(Stored data)
━━━━━━━━
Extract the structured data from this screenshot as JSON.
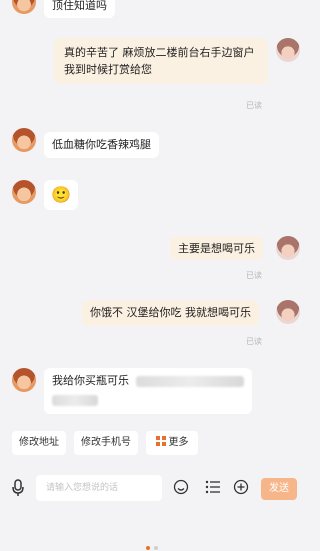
{
  "messages": [
    {
      "side": "left",
      "text": "顶住知道吗",
      "read": ""
    },
    {
      "side": "right",
      "text": "真的辛苦了 麻烦放二楼前台右手边窗户 我到时候打赏给您",
      "read": "已读"
    },
    {
      "side": "left",
      "text": "低血糖你吃香辣鸡腿",
      "read": ""
    },
    {
      "side": "left",
      "text": "🙂",
      "read": ""
    },
    {
      "side": "right",
      "text": "主要是想喝可乐",
      "read": "已读"
    },
    {
      "side": "right",
      "text": "你饿不 汉堡给你吃 我就想喝可乐",
      "read": "已读"
    },
    {
      "side": "left",
      "text": "我给你买瓶可乐",
      "read": ""
    }
  ],
  "quick_replies": [
    "修改地址",
    "修改手机号",
    "更多"
  ],
  "input": {
    "placeholder": "请输入您想说的话"
  },
  "send_button": "发送",
  "colors": {
    "accent": "#e8702f",
    "send": "#f7b58a",
    "right_bubble": "#fbf1e2"
  }
}
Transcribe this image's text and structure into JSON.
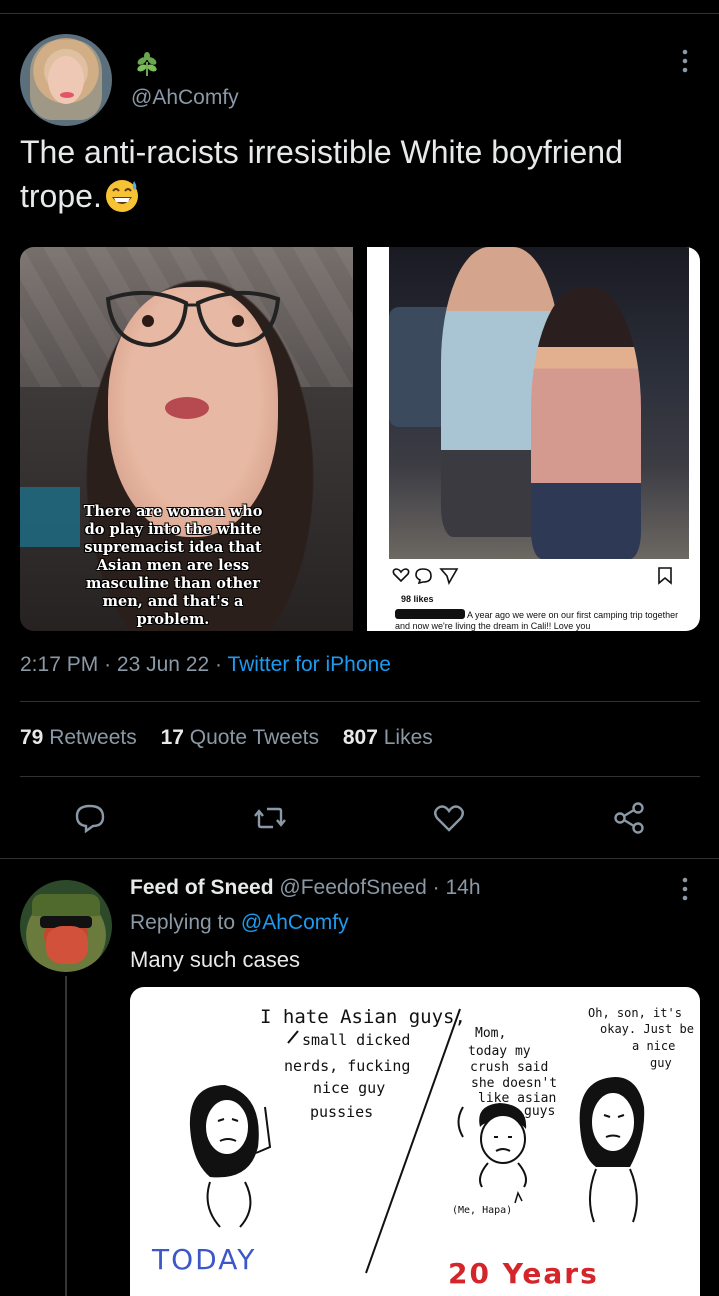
{
  "tweet": {
    "handle": "@AhComfy",
    "text": "The anti-racists irresistible White boyfriend trope.",
    "emoji": "grinning-sweat-emoji",
    "time": "2:17 PM",
    "date": "23 Jun 22",
    "source": "Twitter for iPhone",
    "dot": "·"
  },
  "media": {
    "left_overlay": "There are women who do play into the white supremacist idea that Asian men are less masculine than other men, and that's a problem.",
    "right_likes": "98 likes",
    "right_caption": "A year ago we were on our first camping trip together and now we're living the dream in Cali!! Love you"
  },
  "stats": {
    "retweets_count": "79",
    "retweets_label": "Retweets",
    "quotes_count": "17",
    "quotes_label": "Quote Tweets",
    "likes_count": "807",
    "likes_label": "Likes"
  },
  "reply": {
    "name": "Feed of Sneed",
    "handle": "@FeedofSneed",
    "time": "· 14h",
    "replying_prefix": "Replying to",
    "replying_handle": "@AhComfy",
    "text": "Many such cases"
  },
  "comic": {
    "left_speech": [
      "I hate Asian guys,",
      "small dicked",
      "nerds, fucking",
      "nice guy",
      "pussies"
    ],
    "middle_speech": [
      "Mom,",
      "today my",
      "crush said",
      "she doesn't",
      "like asian",
      "guys"
    ],
    "right_speech": [
      "Oh, son, it's",
      "okay. Just be",
      "a nice",
      "guy"
    ],
    "caption_small": "(Me, Hapa)",
    "today_label": "TODAY",
    "years_label": "20 Years"
  },
  "colors": {
    "background": "#000000",
    "text": "#e7e9ea",
    "muted": "#8b98a5",
    "accent": "#1d9bf0",
    "divider": "#2f3336"
  }
}
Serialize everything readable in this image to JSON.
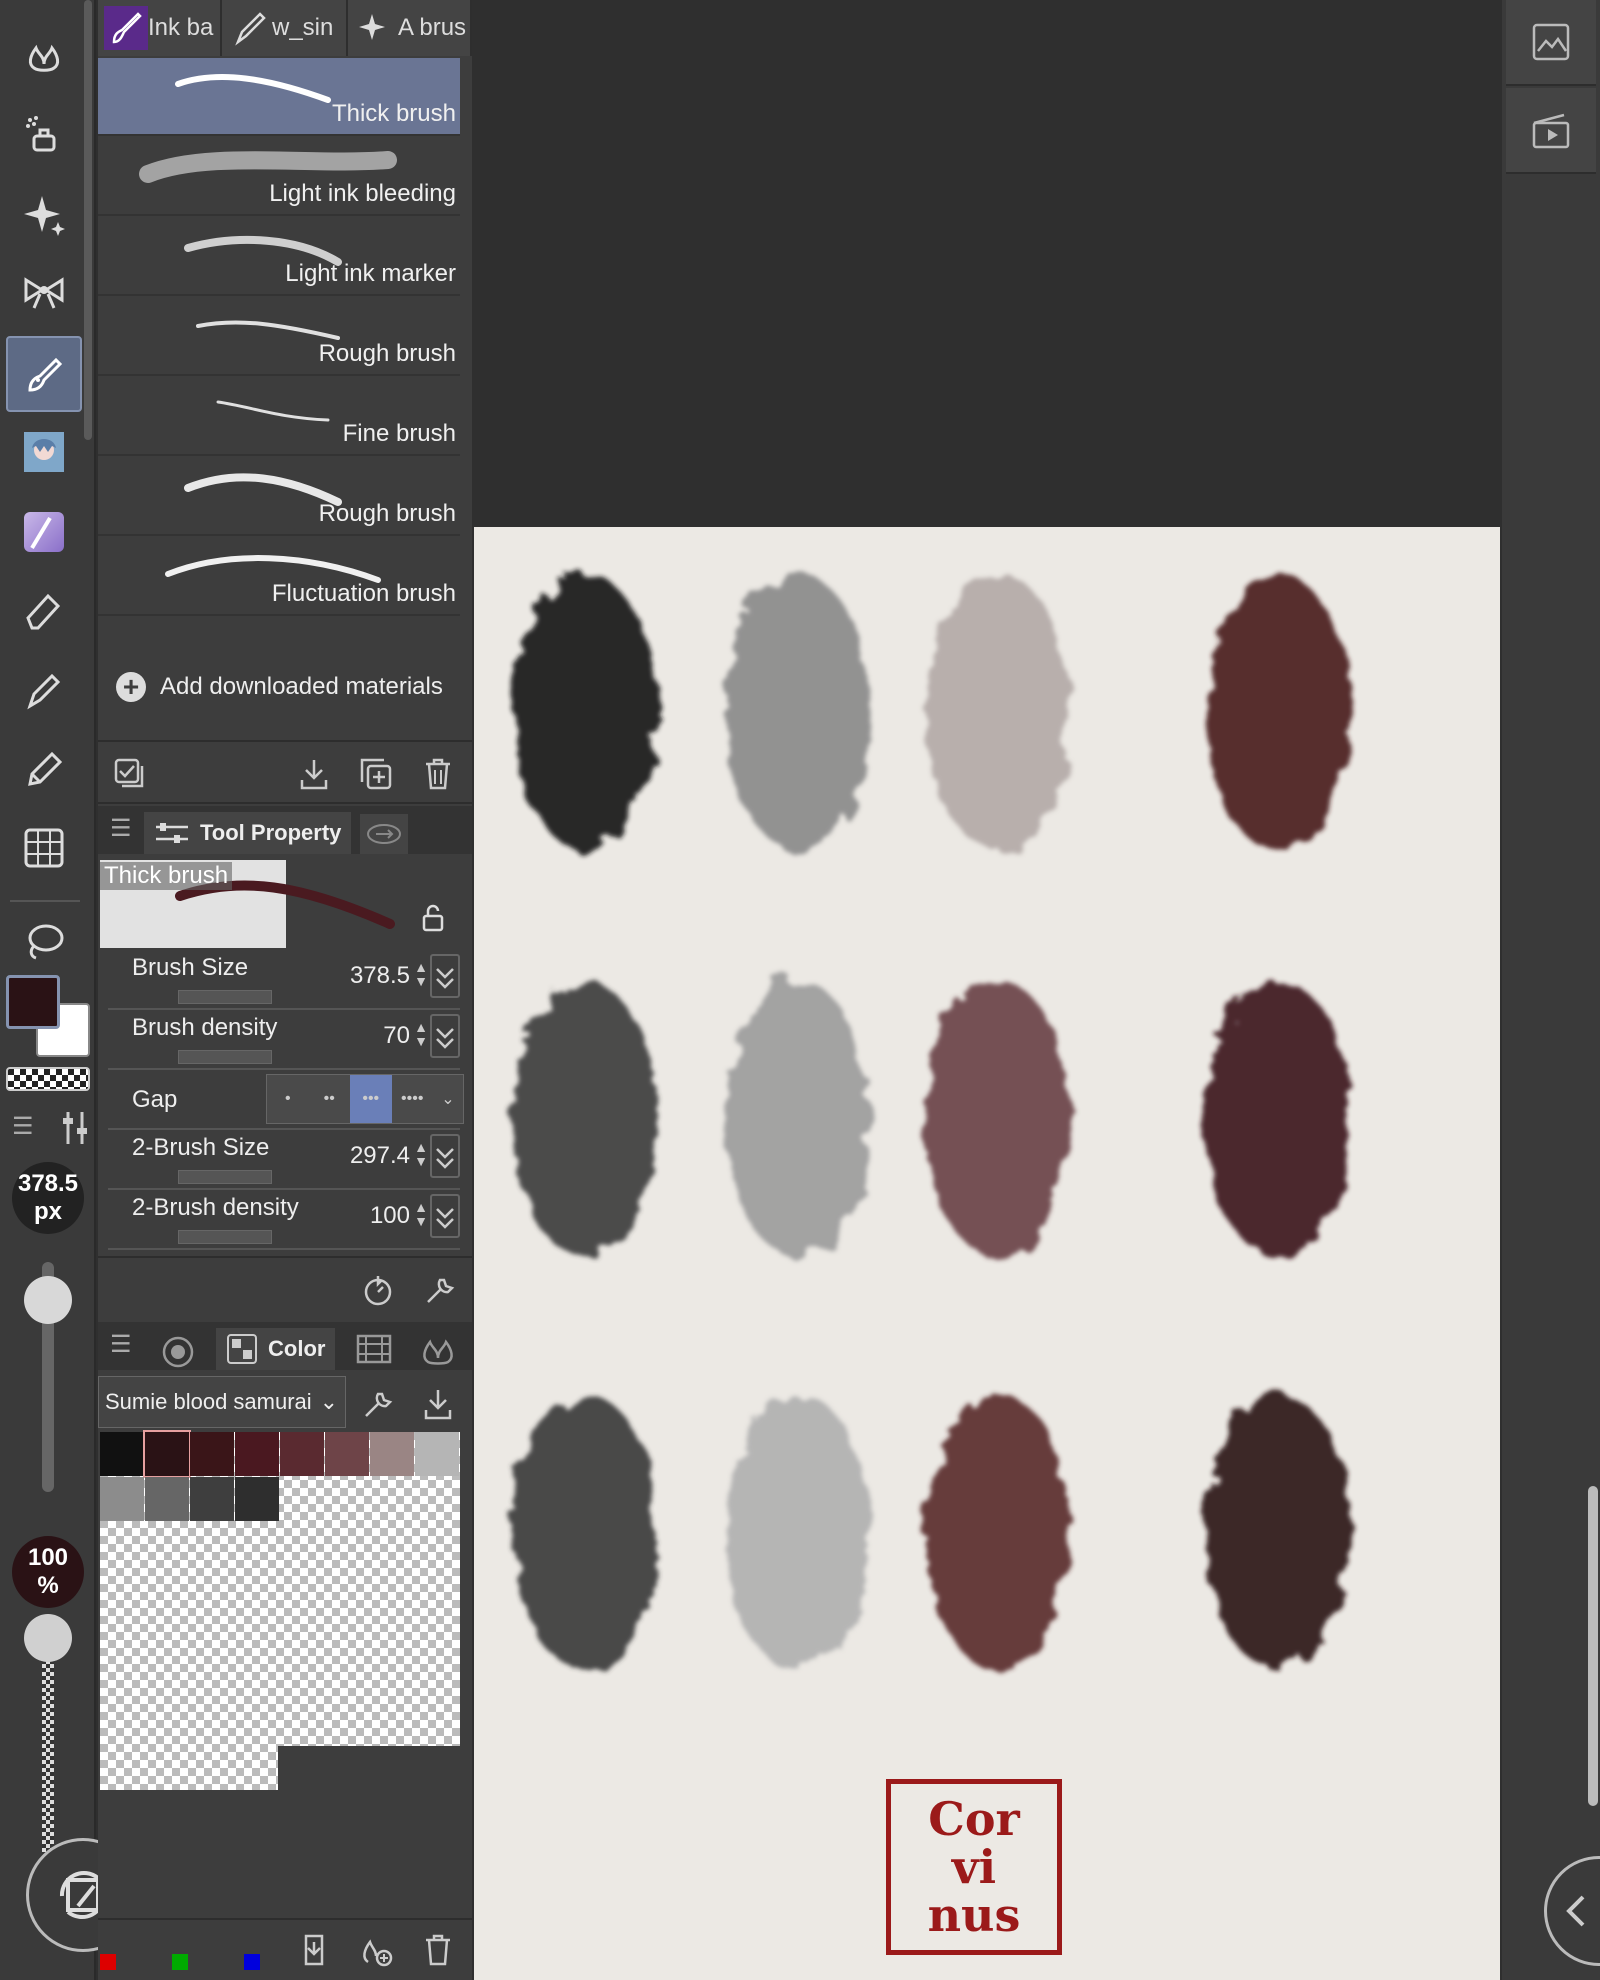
{
  "brush_tabs": [
    {
      "label": "Ink ba",
      "selected": true
    },
    {
      "label": "w_sin",
      "selected": false
    },
    {
      "label": "A brus",
      "selected": false
    }
  ],
  "brush_list": {
    "items": [
      {
        "label": "Thick brush",
        "selected": true
      },
      {
        "label": "Light ink bleeding",
        "selected": false
      },
      {
        "label": "Light ink marker",
        "selected": false
      },
      {
        "label": "Rough brush",
        "selected": false
      },
      {
        "label": "Fine brush",
        "selected": false
      },
      {
        "label": "Rough brush",
        "selected": false
      },
      {
        "label": "Fluctuation brush",
        "selected": false
      }
    ],
    "add_label": "Add downloaded materials"
  },
  "tool_property": {
    "tab_label": "Tool Property",
    "preview_label": "Thick brush",
    "brush_size": {
      "label": "Brush Size",
      "value": "378.5"
    },
    "brush_density": {
      "label": "Brush density",
      "value": "70"
    },
    "gap": {
      "label": "Gap",
      "options": [
        "•",
        "••",
        "•••",
        "••••"
      ],
      "selected_index": 2
    },
    "brush_size_2": {
      "label": "2-Brush Size",
      "value": "297.4"
    },
    "brush_density_2": {
      "label": "2-Brush density",
      "value": "100"
    }
  },
  "left_bar": {
    "size_value": "378.5",
    "size_unit": "px",
    "opacity_value": "100",
    "opacity_unit": "%",
    "foreground_color": "#2a1215",
    "background_color": "#ffffff"
  },
  "color_panel": {
    "tab_label": "Color",
    "palette_name": "Sumie blood samurai",
    "swatches": [
      "#111111",
      "#2a1215",
      "#3a1518",
      "#4a1820",
      "#5a2a30",
      "#6e4448",
      "#9a8584",
      "#b5b5b5",
      "#8c8c8c",
      "#666666",
      "#3e3e3e",
      "#2e2e2e"
    ],
    "selected_swatch": 1
  },
  "canvas": {
    "stamp_lines": [
      "Cor",
      "vi",
      "nus"
    ],
    "stamp_color": "#9b1a1a",
    "blob_colors": [
      [
        "#1a1a1a",
        "#8a8a8a",
        "#b3a9a7",
        "#4a1c20"
      ],
      [
        "#3d3d3d",
        "#9c9c9c",
        "#6a4246",
        "#3e1a1e"
      ],
      [
        "#3a3a3a",
        "#b0b0b0",
        "#5a2a2e",
        "#2e1416"
      ]
    ]
  },
  "colors": {
    "accent": "#6a7594",
    "panel": "#3d3d3d",
    "paper": "#ece9e4"
  }
}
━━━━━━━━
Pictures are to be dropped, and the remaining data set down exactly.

» **RESPONSE TO THIS TASK**
Extract the structured data from this screenshot as JSON.
{
  "messages": [
    {
      "side": "left",
      "text": "顶住知道吗",
      "read": ""
    },
    {
      "side": "right",
      "text": "真的辛苦了 麻烦放二楼前台右手边窗户 我到时候打赏给您",
      "read": "已读"
    },
    {
      "side": "left",
      "text": "低血糖你吃香辣鸡腿",
      "read": ""
    },
    {
      "side": "left",
      "text": "🙂",
      "read": ""
    },
    {
      "side": "right",
      "text": "主要是想喝可乐",
      "read": "已读"
    },
    {
      "side": "right",
      "text": "你饿不 汉堡给你吃 我就想喝可乐",
      "read": "已读"
    },
    {
      "side": "left",
      "text": "我给你买瓶可乐",
      "read": ""
    }
  ],
  "quick_replies": [
    "修改地址",
    "修改手机号",
    "更多"
  ],
  "input": {
    "placeholder": "请输入您想说的话"
  },
  "send_button": "发送",
  "colors": {
    "accent": "#e8702f",
    "send": "#f7b58a",
    "right_bubble": "#fbf1e2"
  }
}
Transcribe this image's text and structure into JSON.
{
  "tweet": {
    "handle": "@AhComfy",
    "text": "The anti-racists irresistible White boyfriend trope.",
    "emoji": "grinning-sweat-emoji",
    "time": "2:17 PM",
    "date": "23 Jun 22",
    "source": "Twitter for iPhone",
    "dot": "·"
  },
  "media": {
    "left_overlay": "There are women who do play into the white supremacist idea that Asian men are less masculine than other men, and that's a problem.",
    "right_likes": "98 likes",
    "right_caption": "A year ago we were on our first camping trip together and now we're living the dream in Cali!! Love you"
  },
  "stats": {
    "retweets_count": "79",
    "retweets_label": "Retweets",
    "quotes_count": "17",
    "quotes_label": "Quote Tweets",
    "likes_count": "807",
    "likes_label": "Likes"
  },
  "reply": {
    "name": "Feed of Sneed",
    "handle": "@FeedofSneed",
    "time": "· 14h",
    "replying_prefix": "Replying to",
    "replying_handle": "@AhComfy",
    "text": "Many such cases"
  },
  "comic": {
    "left_speech": [
      "I hate Asian guys,",
      "small dicked",
      "nerds, fucking",
      "nice guy",
      "pussies"
    ],
    "middle_speech": [
      "Mom,",
      "today my",
      "crush said",
      "she doesn't",
      "like asian",
      "guys"
    ],
    "right_speech": [
      "Oh, son, it's",
      "okay. Just be",
      "a nice",
      "guy"
    ],
    "caption_small": "(Me, Hapa)",
    "today_label": "TODAY",
    "years_label": "20 Years"
  },
  "colors": {
    "background": "#000000",
    "text": "#e7e9ea",
    "muted": "#8b98a5",
    "accent": "#1d9bf0",
    "divider": "#2f3336"
  }
}
Serialize everything readable in this image to JSON.
{
  "brush_tabs": [
    {
      "label": "Ink ba",
      "selected": true
    },
    {
      "label": "w_sin",
      "selected": false
    },
    {
      "label": "A brus",
      "selected": false
    }
  ],
  "brush_list": {
    "items": [
      {
        "label": "Thick brush",
        "selected": true
      },
      {
        "label": "Light ink bleeding",
        "selected": false
      },
      {
        "label": "Light ink marker",
        "selected": false
      },
      {
        "label": "Rough brush",
        "selected": false
      },
      {
        "label": "Fine brush",
        "selected": false
      },
      {
        "label": "Rough brush",
        "selected": false
      },
      {
        "label": "Fluctuation brush",
        "selected": false
      }
    ],
    "add_label": "Add downloaded materials"
  },
  "tool_property": {
    "tab_label": "Tool Property",
    "preview_label": "Thick brush",
    "brush_size": {
      "label": "Brush Size",
      "value": "378.5"
    },
    "brush_density": {
      "label": "Brush density",
      "value": "70"
    },
    "gap": {
      "label": "Gap",
      "options": [
        "•",
        "••",
        "•••",
        "••••"
      ],
      "selected_index": 2
    },
    "brush_size_2": {
      "label": "2-Brush Size",
      "value": "297.4"
    },
    "brush_density_2": {
      "label": "2-Brush density",
      "value": "100"
    }
  },
  "left_bar": {
    "size_value": "378.5",
    "size_unit": "px",
    "opacity_value": "100",
    "opacity_unit": "%",
    "foreground_color": "#2a1215",
    "background_color": "#ffffff"
  },
  "color_panel": {
    "tab_label": "Color",
    "palette_name": "Sumie blood samurai",
    "swatches": [
      "#111111",
      "#2a1215",
      "#3a1518",
      "#4a1820",
      "#5a2a30",
      "#6e4448",
      "#9a8584",
      "#b5b5b5",
      "#8c8c8c",
      "#666666",
      "#3e3e3e",
      "#2e2e2e"
    ],
    "selected_swatch": 1
  },
  "canvas": {
    "stamp_lines": [
      "Cor",
      "vi",
      "nus"
    ],
    "stamp_color": "#9b1a1a",
    "blob_colors": [
      [
        "#1a1a1a",
        "#8a8a8a",
        "#b3a9a7",
        "#4a1c20"
      ],
      [
        "#3d3d3d",
        "#9c9c9c",
        "#6a4246",
        "#3e1a1e"
      ],
      [
        "#3a3a3a",
        "#b0b0b0",
        "#5a2a2e",
        "#2e1416"
      ]
    ]
  },
  "colors": {
    "accent": "#6a7594",
    "panel": "#3d3d3d",
    "paper": "#ece9e4"
  }
}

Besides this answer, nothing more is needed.